◆ **Data for processing**
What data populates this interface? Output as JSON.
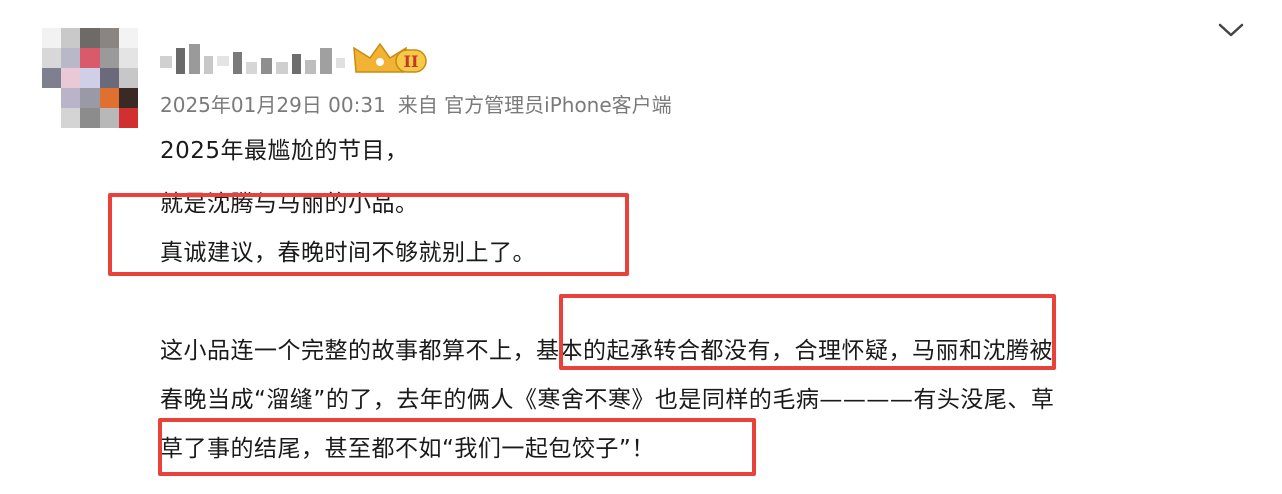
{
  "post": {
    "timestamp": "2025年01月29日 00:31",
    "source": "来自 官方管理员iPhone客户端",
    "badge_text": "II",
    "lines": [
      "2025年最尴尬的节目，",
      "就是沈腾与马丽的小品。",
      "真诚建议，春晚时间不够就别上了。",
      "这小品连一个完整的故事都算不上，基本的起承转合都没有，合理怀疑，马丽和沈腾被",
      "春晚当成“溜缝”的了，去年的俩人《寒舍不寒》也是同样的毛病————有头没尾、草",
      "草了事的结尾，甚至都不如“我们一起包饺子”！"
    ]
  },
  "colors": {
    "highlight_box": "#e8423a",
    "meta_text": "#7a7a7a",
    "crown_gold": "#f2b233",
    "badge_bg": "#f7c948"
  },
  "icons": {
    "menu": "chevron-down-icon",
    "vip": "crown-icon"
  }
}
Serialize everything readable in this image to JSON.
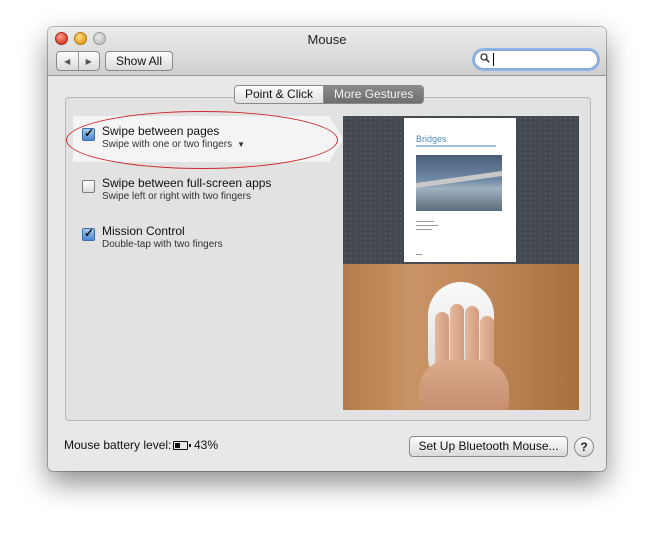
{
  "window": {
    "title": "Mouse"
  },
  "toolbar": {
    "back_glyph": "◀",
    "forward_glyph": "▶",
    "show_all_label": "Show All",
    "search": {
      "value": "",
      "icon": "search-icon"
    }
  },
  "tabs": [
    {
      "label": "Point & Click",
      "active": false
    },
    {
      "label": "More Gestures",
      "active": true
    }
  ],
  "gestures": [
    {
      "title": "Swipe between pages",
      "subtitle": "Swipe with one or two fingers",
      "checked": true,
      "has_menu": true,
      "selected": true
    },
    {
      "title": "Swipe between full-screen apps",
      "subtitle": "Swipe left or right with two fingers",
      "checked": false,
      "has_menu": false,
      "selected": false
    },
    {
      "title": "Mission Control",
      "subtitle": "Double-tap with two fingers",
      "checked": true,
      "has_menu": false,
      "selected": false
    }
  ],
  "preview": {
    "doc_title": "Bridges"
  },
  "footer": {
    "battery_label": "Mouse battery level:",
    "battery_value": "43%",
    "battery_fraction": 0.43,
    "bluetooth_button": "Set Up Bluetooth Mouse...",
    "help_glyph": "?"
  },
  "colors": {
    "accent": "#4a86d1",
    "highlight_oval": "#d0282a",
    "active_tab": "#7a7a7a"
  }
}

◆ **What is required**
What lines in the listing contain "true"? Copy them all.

◆ **Written answer**
      "active": true
      "checked": true,
      "has_menu": true,
      "selected": true
      "checked": true,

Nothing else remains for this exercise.